Above all focus on spirituality: godliness, holiness, rightness. Remember: your spirit and soul (yourself) is all you have which is eternal (Ecclesiastes 12:7). If you were provided with a comprehensive list of thou shalts and thou shalt nots it would be a book of many thousands of pages. Aren’t you glad such an intensive inclusive code is not forced on you?

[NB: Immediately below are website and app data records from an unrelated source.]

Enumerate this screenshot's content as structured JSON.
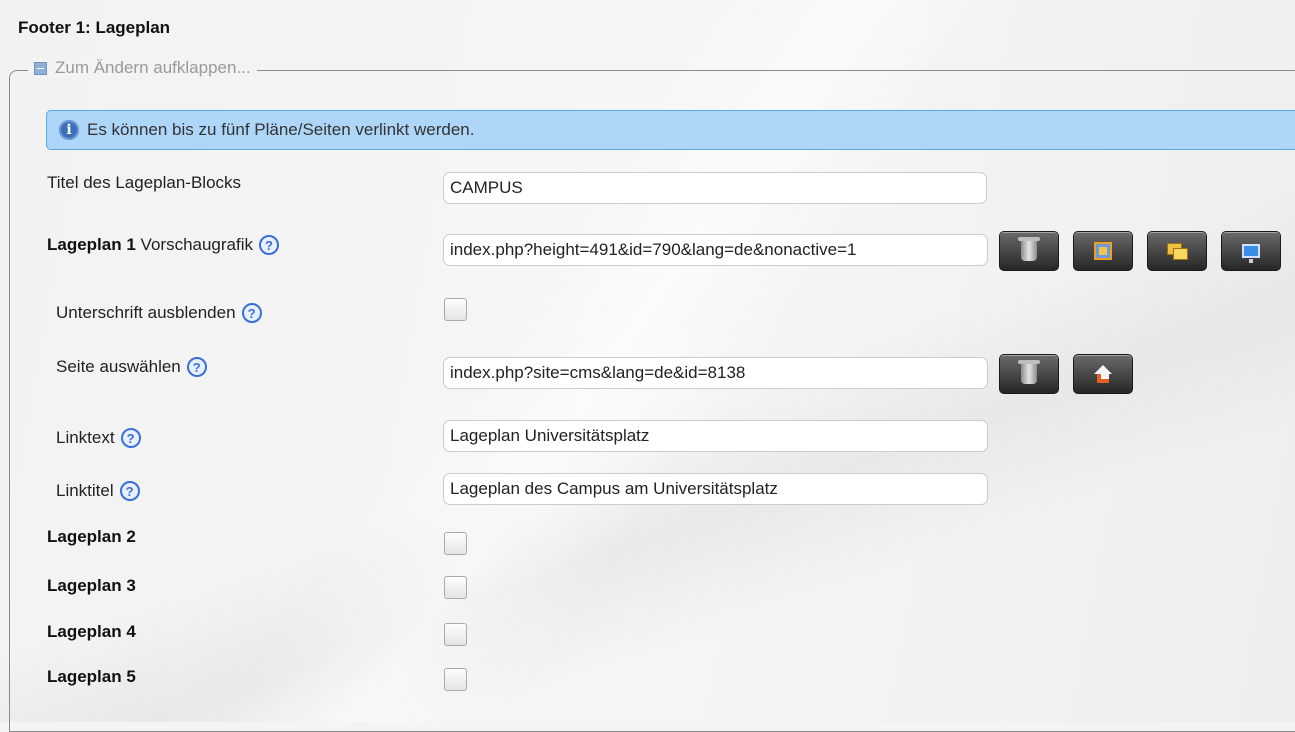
{
  "footer_title": "Footer 1: Lageplan",
  "legend": {
    "label": "Zum Ändern aufklappen..."
  },
  "info": {
    "text": "Es können bis zu fünf Pläne/Seiten verlinkt werden."
  },
  "fields": {
    "titel": {
      "label": "Titel des Lageplan-Blocks",
      "value": "CAMPUS"
    },
    "lageplan1": {
      "label_bold": "Lageplan 1",
      "label_rest": "Vorschaugrafik",
      "value": "index.php?height=491&id=790&lang=de&nonactive=1"
    },
    "unterschrift": {
      "label": "Unterschrift ausblenden",
      "checked": false
    },
    "seite": {
      "label": "Seite auswählen",
      "value": "index.php?site=cms&lang=de&id=8138"
    },
    "linktext": {
      "label": "Linktext",
      "value": "Lageplan Universitätsplatz"
    },
    "linktitel": {
      "label": "Linktitel",
      "value": "Lageplan des Campus am Universitätsplatz"
    }
  },
  "help_icon": "?",
  "info_icon": "i",
  "lageplaene": [
    {
      "label": "Lageplan 2",
      "checked": false
    },
    {
      "label": "Lageplan 3",
      "checked": false
    },
    {
      "label": "Lageplan 4",
      "checked": false
    },
    {
      "label": "Lageplan 5",
      "checked": false
    }
  ],
  "icons": {
    "collapse": "minus-icon",
    "info": "info-icon",
    "help": "help-icon",
    "trash": "trash-icon",
    "image": "image-icon",
    "windows": "windows-icon",
    "monitor": "monitor-icon",
    "home": "home-icon"
  },
  "colors": {
    "info_bg": "#aed6f8",
    "info_border": "#5ba8e5",
    "help": "#3b6fd8"
  }
}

Emphasis: be careful with your mind. Self-caring love for yourself means you will search for the truth, accept the truth, apply the truth to yourself, and obey the truth, tell the truth – even when it is difficult. A growing attitude today is like that in Isaiah 30:10 where people told the prophet not to teach straight and strict words of God but to preach smooth things, easy things – stop presenting to us the words of the Lord; we don’t want to hear what the “Holy One of Israel” says. That’s the Old Testament version and example of “tickle our ears or just shut up” ( 1 Timothy 1-4, 2 Timothy 1:4). The first question you should ask of any teacher or teaching: “Is it true?” If it is not true it cannot make you free (John 8:31-32). You cannot teach the truth by telling lies. No lie is of the truth. 1 John 2:21

Be careful in social matters (1 Corinthians 15:33) – discretion in whom you allow to be associates, friends, companions. They will affect your mind, thoughts, attitudes and relationships.

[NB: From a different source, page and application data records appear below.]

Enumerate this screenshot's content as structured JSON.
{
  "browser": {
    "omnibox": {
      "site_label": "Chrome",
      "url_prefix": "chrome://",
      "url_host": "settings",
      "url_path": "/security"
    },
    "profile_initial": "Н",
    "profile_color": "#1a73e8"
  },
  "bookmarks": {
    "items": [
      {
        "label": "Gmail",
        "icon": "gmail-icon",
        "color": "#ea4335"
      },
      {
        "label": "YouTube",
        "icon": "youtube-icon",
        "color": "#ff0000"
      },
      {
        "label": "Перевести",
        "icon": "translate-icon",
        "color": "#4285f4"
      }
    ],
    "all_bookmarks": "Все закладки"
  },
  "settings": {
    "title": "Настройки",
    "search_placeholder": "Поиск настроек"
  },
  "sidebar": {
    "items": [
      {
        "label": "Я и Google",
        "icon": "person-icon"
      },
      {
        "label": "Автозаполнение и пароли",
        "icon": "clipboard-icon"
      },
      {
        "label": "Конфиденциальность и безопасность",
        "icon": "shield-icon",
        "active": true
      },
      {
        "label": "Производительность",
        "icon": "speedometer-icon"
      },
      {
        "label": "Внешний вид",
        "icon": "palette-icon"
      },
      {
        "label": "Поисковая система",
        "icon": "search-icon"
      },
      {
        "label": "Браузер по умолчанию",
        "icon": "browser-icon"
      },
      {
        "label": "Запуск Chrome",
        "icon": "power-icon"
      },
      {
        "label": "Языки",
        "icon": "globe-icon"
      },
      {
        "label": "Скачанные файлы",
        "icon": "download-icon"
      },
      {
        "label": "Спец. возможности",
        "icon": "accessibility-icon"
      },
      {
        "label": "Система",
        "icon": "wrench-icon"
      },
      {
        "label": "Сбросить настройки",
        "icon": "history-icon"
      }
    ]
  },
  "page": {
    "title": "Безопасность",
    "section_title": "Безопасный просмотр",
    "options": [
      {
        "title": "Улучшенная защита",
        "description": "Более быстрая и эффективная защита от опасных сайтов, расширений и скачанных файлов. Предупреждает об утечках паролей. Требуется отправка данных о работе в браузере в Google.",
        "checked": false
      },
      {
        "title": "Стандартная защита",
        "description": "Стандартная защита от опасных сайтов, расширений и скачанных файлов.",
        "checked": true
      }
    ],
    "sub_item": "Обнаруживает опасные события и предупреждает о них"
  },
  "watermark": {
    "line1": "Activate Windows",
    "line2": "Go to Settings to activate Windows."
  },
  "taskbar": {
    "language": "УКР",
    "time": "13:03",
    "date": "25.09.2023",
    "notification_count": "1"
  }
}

We can summarize this point by saying AGAPĒ love avoids everything detrimental to body, soul, and spirit and diligently does everything good for body, soul, and spirit. If you are good for yourself you love yourself and will be good to others. If you do what is bad for you it is sign that you do not love yourself – maybe it is safe to say you hate yourself and others (an attitude that is unnatural, contrary to nature).


Does Matthew 7:12, the “golden rule” of doing to others what you would want done to yourself apply here? All cultures have this principle, at least in the negative: Do not do anything to others you would not want done to you – do not treat others in ways you do not want for yourself. Christ makes it positive: do for any and all others what you would want for yourself. Do for all what you would do for yourself, and be sure it is right, good, and helpful. AGAPĒ means do only and all that is right, good, and helpful, for yourself and neighbors. Hate (avoid, refuse, reject) everything and every way that is false (Psalm 119:104). Perhaps we need to have a study on righteous love and righteous hate – when it is proper not to love, or proper to hate anyone or anything, including yourself or your neighbor, or the devil. Repeat: do nothing that is not right, good, and helpful for yourself and neighbors.

Who is my neighbor? The lawyer in Luke 10:25-29, seeking relief from what he knew and had himself cited as the great commandment, asked, “But who is my neighbor?” He wanted to know whom he would not be required to love as he loved himself. His question precipitated Jesus’ parable about the one we call “the good Samaritan” – Jesus did not give that appellation. It should be called the parable of “the good neighbor.” How would you answer the question? Who are you required to love? Who is your neighbor – who are your neighbors? The correct answer may surprise you. Neighbors are not those who live close to your house or in your community. Your neighbor is not merely any person you are able to help. Your neighbor is anybody and everybody who is not yourself. Instead of waiting for a good neighbor to come by, take the initiative and be a good neighbor (10:36-37).


Self-love is a reality and a necessity. It should never become selfishness or focus upon self, or isolation of self from others. Selfishness, self-absorption, self-centeredness – the me first, me only, and I don;’t care about any others – is toxic, poison. We do not want it or advocate it. God does not tolerate it. If you do not know how to love yourself you cannot know how to love others. If you do not love yourself your claims to love others will not be valid. If you love God as you should and love yourself as you should, you will certainly love your neighbor (everybody else in the world) as you should.

#geraldcowan #love